When NASCAR started the Busch series in 1982 Sam finished second in the point standings his rookie season. In 1983 and ’84 he won the Championship and Most Popular Driver. The ’84 championship was won even with the crash. He received a closed head injury which evolved into Parkinson’s disease and later he developed Alzheimer’s.
He was 78 years old when he passed and his situation brought to the forefront the need for a driver’s retirement and disability program. Sam was a common man from a humble background and had made a good living racing. However, when disaster struck Sam was not prepared for the costs. He wound up selling his two Championship rings and the multiple grandfather clocks that he had won at Martinsville Speedway to help.
The modern-day NASCAR drivers did step up and had several fundraisers for him, with Kyle Busch donating $100,000 along with many others. I cannot remember a single time anyone has ever said a cross word about Sam. This is saying a lot in the rough and tumble world of short track racing. Godspeed, Sam, and prayers to your family!
The weekend’s racing in NASCAR was at the half-mile paperclip-shaped Martinsville Speedway. The new stage racing format seemed to work well and I’m hearing positive feedback from fans.
On Saturday, the Camping World truck series took to the track for the first time since Daytona. The Alpha Energy Solutions 250 had Cup driver Chase Elliott in the field and he had captured the pole position in qualifying. He set sail and won the first stage. His teammate Johnny Sauter grabbed the second stage. These two trucks were the class of the field. Chase repassed Johnny late in the race and held on for the victory.
Sauter finished second. Christopher Bell finished third. Rookie of the year candidate Noah Gragson finished fourth over Ty Dillon. The race had plenty of bumping and banging short-track action.
On Sunday, the STP 500 rolled off under a beautiful sky. Rain on Friday washed out qualifying and most of the practice. The starting field was set by point standings, with Kyle Larson on the pole.

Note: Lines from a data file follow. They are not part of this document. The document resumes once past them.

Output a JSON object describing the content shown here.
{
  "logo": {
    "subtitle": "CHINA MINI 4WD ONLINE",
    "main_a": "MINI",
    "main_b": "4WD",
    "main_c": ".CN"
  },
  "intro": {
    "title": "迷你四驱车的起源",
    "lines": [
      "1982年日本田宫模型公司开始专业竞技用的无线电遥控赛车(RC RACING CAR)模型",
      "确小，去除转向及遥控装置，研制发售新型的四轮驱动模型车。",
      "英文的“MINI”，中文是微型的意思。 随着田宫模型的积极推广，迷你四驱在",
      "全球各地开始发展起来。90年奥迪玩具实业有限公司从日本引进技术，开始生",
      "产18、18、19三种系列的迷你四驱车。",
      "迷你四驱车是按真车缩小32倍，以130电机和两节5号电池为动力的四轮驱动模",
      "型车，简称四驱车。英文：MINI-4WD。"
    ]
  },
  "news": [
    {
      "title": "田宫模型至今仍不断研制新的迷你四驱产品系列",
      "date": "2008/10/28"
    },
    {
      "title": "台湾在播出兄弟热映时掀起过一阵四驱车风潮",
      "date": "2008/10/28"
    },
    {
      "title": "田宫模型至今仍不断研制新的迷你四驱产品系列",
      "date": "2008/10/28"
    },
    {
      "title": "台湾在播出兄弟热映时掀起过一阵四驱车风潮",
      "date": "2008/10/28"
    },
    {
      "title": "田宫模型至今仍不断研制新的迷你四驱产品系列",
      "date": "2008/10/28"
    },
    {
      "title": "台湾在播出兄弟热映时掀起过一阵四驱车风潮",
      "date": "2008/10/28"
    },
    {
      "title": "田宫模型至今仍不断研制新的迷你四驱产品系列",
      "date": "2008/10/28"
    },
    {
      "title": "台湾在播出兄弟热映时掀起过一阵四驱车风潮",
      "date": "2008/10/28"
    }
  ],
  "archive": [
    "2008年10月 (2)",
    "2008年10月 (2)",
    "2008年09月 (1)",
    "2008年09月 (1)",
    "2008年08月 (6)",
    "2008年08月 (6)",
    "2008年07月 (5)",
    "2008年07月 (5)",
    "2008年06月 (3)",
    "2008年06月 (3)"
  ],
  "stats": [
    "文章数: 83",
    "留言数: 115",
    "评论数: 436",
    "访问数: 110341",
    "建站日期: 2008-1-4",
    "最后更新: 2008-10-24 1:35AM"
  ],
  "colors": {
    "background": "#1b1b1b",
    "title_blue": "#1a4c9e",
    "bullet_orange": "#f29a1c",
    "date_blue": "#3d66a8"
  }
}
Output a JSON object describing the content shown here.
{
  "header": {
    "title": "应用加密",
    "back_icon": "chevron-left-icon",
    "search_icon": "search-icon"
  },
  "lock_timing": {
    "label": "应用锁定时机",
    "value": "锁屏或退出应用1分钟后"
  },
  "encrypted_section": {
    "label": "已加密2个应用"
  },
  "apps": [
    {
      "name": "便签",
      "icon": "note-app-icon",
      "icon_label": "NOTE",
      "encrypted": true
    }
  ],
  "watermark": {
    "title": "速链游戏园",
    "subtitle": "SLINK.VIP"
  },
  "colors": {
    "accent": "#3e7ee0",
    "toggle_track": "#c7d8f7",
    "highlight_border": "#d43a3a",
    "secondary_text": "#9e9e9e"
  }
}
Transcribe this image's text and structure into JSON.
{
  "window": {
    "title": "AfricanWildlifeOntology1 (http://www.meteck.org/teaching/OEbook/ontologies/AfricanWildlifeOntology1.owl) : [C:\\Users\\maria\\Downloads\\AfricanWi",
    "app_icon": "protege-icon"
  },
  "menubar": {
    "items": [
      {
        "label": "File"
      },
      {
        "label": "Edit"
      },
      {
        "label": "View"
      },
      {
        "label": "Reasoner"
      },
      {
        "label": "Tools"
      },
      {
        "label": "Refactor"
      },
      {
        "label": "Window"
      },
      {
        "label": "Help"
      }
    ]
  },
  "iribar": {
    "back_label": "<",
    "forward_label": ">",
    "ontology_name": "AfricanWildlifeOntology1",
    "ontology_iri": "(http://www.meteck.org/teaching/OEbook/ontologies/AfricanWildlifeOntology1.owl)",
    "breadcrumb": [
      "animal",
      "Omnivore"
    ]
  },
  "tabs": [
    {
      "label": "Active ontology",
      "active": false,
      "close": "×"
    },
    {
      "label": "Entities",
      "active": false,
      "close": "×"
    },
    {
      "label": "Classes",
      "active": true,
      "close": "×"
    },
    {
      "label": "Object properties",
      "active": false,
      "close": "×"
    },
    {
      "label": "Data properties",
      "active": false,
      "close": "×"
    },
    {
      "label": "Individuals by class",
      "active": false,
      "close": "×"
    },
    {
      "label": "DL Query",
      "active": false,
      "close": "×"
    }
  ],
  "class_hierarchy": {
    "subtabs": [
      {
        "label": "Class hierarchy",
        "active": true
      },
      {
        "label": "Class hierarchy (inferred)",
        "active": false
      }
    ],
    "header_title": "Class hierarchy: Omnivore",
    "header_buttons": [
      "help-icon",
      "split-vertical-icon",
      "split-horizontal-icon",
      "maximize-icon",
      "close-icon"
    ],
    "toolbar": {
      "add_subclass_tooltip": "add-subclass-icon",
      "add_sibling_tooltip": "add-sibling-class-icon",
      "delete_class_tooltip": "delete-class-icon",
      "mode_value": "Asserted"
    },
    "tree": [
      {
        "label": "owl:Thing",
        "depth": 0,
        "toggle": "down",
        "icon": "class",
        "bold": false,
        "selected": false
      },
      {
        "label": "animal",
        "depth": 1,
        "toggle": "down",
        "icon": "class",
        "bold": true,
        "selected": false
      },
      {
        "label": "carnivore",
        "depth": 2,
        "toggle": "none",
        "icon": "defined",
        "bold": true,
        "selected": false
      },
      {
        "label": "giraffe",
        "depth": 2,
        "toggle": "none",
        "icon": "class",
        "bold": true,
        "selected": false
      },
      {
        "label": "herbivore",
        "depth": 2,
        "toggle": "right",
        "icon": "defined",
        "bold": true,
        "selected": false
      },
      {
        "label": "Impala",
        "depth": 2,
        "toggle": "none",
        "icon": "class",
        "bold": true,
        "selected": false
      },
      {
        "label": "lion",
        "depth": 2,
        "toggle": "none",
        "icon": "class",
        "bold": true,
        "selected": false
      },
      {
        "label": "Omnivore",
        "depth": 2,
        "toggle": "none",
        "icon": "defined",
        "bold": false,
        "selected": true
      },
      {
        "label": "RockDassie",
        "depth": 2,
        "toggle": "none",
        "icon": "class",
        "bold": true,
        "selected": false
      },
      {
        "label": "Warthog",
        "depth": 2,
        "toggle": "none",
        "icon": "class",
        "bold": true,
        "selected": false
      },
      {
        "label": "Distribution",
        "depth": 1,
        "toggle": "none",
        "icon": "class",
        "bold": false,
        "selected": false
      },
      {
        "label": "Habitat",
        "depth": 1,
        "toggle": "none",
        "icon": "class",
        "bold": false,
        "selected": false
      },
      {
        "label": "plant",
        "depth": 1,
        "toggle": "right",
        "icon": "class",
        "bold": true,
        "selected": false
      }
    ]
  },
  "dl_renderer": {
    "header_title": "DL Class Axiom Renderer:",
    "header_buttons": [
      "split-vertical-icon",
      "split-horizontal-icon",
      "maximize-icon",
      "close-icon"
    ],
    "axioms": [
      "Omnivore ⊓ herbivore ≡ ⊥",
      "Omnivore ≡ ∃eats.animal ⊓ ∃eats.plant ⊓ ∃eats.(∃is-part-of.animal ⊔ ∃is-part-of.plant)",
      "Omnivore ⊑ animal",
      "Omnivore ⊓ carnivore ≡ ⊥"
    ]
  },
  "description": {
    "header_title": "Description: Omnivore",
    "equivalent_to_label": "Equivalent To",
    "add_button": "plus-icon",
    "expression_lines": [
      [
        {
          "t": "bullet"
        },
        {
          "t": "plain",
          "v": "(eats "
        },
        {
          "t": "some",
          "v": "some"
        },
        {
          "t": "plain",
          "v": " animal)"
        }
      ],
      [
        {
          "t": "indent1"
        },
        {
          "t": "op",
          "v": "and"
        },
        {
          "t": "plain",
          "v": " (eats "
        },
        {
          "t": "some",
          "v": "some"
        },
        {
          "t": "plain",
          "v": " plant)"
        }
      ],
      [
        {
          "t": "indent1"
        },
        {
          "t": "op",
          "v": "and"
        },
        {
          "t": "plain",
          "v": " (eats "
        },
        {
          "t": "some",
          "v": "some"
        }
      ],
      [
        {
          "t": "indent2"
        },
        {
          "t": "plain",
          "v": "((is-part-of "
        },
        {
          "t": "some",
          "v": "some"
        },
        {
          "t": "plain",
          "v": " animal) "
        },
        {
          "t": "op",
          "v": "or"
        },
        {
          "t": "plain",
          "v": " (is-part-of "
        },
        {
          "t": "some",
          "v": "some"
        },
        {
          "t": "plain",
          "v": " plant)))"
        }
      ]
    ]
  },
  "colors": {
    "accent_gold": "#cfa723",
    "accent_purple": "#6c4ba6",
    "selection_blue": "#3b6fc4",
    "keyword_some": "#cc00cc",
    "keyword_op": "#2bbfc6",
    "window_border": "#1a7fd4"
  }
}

Martin Truex Jr. worked his way to the front and captured the first stage. Kyle Busch took the lead in the second stage and appeared to be headed to the win. Coming out of turn four leading to the stage flag, Ricky Stenhouse Jr. bumped Kyle to stay on the lead lap and Chase Elliott pounced and stole the stage win.
The final stage saw Brad Keselowski take his Penske Racing Ford to victory lane. This was his first-ever Martinsville win and the first for Ford in many years at this historic short track.
Kyle Busch ran second but could not mount a challenge in the closing laps. Chase Elliott had a very strong run, finishing third. Joey Logano finished fourth. Austin Dillon was right with the leaders all day and brought Pop Pop’s RCR Chevrolet home fifth. He was very happy with his finish. It was his best run at this tricky short track.
Kyle Larson finished 17th in the final run down. This was not how he ran all day. He was in the top five when the car developed an engine issue which caused him to lose straightaway speed. He limped the car home and salvaged a decent point finish and retained the points lead.
This week it’s back to a mile and a half super speedway. The Texas Motor Speedway will host the Xfinty series teams on Saturday for the My Bariatric Solutions 300, then on Sunday the O’Reilly Auto Parts 500 for the Monster Energy NASCAR Cup series. The Camping World truck series have another break until May 12 at the Kansas Speedway.
Local racing is starting up also. The Legendary Hilltop Speedway in Marietta, Ohio, ran an event on Saturday evening. I was not able to obtain an official finishing order for Hilltop.
Tyler County has been plagued by rain so far. Elkins Raceway test and tune is only a few weeks away so I’ve got to get busy. Remember, at the end of the straightaway there’s always Another Left Turn